Would unionists boycott a border poll?

Their side might win it with the respectable alternative. A yes to unity verdict is not to be taken for granted. With a choice of futures a boycott makes no sense. They would campaign for the continuation of the Assembly in an updated GFA status quo but would need a margin of others to win it. The one certain way to lose is to rely on mere negativity to win. The centre ground will probably swing it.   Opponents of unity should adopt the positive alternative of a shared future and close collaboration with the south while retaining formal British sovereignty

Once they agree to respect the result, the logic of a boycott falls away. Peter Robinson’s injunction to respect the result implies taking part in the vote.  A complete boycott is unlikely. The DUP might split and the Ulster Unionists would be likely to comply.

Unionists will want to hold the Assembly together to prove their essential case that they are the upholders of democratic legitimacy against the tradition of violent republican revolution. Reluctantly they will acknowledge that this time the two governments have not acted behind their backs as in 1972 and 1985.
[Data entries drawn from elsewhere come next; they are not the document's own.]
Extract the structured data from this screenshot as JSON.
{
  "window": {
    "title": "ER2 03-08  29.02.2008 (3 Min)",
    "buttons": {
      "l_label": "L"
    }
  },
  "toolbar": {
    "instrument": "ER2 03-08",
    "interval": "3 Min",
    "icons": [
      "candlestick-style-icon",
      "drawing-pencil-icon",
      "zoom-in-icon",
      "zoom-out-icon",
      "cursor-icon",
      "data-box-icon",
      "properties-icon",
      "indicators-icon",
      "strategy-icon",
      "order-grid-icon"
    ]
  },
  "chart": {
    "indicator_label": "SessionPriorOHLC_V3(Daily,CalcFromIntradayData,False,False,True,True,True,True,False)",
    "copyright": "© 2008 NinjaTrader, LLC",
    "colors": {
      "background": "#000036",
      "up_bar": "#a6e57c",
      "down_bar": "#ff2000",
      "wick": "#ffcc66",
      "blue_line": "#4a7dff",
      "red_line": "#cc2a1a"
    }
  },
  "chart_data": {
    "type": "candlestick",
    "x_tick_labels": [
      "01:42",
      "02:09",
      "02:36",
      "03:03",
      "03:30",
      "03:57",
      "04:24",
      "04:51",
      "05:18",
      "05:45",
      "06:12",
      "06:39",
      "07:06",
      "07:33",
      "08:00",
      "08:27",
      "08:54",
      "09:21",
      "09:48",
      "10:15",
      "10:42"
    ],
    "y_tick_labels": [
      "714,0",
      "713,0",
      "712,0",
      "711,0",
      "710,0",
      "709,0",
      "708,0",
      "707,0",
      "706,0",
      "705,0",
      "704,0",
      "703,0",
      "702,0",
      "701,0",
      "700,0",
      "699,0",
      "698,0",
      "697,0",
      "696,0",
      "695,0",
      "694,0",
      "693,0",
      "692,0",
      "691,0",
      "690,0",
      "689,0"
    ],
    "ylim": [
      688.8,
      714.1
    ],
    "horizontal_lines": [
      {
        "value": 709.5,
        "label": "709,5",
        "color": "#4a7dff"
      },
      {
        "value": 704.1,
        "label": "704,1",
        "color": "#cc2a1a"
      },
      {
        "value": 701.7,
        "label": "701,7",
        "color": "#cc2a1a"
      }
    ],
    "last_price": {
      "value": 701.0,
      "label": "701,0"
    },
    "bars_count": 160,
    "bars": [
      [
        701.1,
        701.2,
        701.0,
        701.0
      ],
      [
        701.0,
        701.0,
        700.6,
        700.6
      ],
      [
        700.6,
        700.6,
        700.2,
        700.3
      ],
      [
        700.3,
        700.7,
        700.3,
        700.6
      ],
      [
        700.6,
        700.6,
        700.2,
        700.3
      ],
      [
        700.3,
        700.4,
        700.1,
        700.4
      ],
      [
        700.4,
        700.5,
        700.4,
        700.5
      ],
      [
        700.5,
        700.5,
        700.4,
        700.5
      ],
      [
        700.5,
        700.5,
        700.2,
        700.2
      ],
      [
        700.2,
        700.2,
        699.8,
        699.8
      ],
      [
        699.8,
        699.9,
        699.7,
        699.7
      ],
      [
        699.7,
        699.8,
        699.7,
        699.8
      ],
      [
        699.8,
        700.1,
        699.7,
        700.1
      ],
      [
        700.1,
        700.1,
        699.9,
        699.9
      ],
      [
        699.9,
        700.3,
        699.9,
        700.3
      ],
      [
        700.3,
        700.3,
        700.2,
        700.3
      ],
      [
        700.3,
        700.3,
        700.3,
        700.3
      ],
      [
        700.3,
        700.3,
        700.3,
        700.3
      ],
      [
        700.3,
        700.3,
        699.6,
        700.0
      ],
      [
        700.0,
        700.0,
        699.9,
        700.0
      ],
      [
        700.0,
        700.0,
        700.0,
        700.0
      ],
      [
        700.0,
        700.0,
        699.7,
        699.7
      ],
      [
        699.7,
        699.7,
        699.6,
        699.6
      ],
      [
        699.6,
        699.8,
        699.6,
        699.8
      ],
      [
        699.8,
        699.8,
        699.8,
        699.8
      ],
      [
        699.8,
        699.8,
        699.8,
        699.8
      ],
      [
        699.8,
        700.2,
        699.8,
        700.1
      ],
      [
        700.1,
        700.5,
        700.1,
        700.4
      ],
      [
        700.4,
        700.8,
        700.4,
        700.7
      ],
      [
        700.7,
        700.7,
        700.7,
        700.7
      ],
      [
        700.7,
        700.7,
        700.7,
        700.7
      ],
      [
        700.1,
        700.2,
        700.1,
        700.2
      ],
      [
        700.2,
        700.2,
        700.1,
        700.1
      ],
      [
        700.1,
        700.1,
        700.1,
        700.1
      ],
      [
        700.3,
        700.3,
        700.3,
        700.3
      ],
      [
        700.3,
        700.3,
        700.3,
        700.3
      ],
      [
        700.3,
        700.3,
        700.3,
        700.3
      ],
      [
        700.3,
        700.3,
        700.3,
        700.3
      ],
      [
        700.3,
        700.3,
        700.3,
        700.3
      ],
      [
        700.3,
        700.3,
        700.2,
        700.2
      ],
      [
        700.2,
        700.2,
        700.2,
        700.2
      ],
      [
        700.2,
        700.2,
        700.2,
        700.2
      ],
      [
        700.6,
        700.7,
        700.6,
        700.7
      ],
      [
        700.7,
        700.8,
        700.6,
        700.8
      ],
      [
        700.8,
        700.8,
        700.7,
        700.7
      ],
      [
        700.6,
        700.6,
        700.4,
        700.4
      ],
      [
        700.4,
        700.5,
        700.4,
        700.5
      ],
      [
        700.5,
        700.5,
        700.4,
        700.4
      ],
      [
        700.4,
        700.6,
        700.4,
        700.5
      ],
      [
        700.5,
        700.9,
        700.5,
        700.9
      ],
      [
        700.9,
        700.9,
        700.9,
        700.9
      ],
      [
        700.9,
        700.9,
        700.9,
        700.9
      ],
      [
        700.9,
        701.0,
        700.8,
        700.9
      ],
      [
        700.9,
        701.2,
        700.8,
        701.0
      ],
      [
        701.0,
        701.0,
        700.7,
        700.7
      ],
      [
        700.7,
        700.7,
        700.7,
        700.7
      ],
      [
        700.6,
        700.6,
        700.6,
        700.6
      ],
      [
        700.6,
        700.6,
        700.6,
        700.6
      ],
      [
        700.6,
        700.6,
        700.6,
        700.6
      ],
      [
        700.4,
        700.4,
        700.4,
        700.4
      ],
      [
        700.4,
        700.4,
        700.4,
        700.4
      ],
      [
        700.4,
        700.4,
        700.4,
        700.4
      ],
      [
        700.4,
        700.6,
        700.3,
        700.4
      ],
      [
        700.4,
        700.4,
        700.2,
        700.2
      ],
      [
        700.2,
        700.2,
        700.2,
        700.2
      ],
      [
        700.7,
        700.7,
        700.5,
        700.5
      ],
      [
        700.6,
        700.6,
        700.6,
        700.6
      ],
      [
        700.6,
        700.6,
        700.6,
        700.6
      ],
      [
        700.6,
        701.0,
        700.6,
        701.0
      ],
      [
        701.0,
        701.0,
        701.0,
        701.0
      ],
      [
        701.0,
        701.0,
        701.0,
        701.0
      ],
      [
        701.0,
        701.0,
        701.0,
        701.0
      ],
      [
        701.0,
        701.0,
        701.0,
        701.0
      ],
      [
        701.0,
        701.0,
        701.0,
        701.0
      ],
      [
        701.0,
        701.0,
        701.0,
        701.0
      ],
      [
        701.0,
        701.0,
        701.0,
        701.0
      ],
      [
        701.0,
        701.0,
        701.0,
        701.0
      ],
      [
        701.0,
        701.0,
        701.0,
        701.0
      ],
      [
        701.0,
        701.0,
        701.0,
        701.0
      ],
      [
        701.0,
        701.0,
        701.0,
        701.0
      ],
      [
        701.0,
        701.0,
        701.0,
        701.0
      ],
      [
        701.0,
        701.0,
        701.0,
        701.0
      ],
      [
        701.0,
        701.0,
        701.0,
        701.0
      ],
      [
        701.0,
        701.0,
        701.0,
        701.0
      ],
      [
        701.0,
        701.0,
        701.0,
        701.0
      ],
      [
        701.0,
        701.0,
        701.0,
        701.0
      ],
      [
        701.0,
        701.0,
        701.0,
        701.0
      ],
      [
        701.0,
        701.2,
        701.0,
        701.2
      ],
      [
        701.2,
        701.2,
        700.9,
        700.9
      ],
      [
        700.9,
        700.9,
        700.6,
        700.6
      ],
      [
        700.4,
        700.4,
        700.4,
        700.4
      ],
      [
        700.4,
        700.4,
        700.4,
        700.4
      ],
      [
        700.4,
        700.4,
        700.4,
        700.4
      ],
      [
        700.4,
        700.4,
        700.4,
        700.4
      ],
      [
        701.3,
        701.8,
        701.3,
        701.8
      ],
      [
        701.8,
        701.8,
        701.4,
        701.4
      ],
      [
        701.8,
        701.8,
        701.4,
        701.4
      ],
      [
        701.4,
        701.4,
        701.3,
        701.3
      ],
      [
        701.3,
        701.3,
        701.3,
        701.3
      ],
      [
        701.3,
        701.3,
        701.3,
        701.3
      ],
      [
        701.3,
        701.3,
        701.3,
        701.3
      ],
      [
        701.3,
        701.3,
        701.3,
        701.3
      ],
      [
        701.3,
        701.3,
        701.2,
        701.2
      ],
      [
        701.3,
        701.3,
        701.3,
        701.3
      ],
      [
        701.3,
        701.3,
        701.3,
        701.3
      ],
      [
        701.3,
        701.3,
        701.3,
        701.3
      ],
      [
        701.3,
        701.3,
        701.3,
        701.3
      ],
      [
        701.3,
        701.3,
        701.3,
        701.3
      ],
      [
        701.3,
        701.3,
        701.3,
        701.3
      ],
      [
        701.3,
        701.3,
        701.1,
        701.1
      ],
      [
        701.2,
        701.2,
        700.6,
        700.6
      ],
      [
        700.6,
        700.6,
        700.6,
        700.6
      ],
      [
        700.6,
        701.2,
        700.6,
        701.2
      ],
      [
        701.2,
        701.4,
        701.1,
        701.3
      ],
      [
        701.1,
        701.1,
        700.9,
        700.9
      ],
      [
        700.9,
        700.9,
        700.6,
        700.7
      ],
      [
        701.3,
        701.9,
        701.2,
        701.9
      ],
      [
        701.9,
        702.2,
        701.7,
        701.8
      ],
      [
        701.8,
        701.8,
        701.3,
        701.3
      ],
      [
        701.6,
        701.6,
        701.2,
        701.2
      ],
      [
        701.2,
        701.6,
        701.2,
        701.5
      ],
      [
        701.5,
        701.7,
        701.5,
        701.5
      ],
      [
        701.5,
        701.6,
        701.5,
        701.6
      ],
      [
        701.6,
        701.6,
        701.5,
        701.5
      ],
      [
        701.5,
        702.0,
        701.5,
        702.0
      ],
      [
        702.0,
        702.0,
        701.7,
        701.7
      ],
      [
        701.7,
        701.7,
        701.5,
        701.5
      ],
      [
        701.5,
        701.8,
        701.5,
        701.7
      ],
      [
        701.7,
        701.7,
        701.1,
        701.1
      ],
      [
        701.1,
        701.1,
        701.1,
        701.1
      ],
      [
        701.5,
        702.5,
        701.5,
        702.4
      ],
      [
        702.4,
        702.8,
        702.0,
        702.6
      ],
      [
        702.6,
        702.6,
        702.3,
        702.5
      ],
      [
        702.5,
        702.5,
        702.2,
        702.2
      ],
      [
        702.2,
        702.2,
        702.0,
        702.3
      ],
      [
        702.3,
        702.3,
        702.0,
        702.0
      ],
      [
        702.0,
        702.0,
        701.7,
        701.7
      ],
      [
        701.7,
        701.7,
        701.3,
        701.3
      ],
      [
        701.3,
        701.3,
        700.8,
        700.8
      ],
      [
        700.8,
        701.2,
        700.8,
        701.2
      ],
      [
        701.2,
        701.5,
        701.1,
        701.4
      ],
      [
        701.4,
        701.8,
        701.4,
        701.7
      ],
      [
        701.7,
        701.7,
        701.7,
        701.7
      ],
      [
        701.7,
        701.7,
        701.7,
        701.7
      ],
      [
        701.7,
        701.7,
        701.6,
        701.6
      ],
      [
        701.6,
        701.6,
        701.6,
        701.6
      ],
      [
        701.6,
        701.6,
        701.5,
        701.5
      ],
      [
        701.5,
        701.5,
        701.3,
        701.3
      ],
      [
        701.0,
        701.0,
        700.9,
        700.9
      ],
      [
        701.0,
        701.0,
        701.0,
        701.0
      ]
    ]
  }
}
Many unionists will in any case be proxy participants in parallel talks about unity or its alternative. They may seek to persuade Dublin of the virtues of dual choice. Unionist civil groups have already held meetings with the taoiseach about forging closer relations without constitutional unity.

The dominant unionist instinct is statist. They rebelled when they felt the Liberal government of 1910 broke the essential contract between the state and the citizen. Despite many grumblings the contract has held since 1921. They can have no complaint if the same majoritarianism that sustained the unionist position for a century finally goes against them.  Their specific objections to unity with a priest ridden poverty stricken south unreconciled with Britain have disappeared. They are thrown back on their legitimate preference to remain in the UK by the principle of consent. The border poll is the unionists’ instrument too.

 A loyalist threat of violence 

The fear of violence against a hard border was often seized on by ardent Remainers. Just think what the response might be to the prospect of no border at all.  In some minds, Dublin’s assurances to protect the peace process will invite challenges to it.  The aim would be to frighten off soft support for unity. But contemporary loyalism is divided between support for reconciliation that attracts funding and small gangland factions.  A loyalist agitator Jamie Bryson associated with the banned UVF is a voice of loyalist opposition to power sharing. Political opposition is currently grouped around the traditional Orange Order. This could coalesce into an escalating protest campaign but not enough to halt the momentum towards a border poll. If somehow a faction was able to organise to plant bombs in the centre of Dublin as loyalists did in 1974, universal condemnation and the determination to press ahead would prevail.

Photo by geralt is licensed under CC BY-NC-SA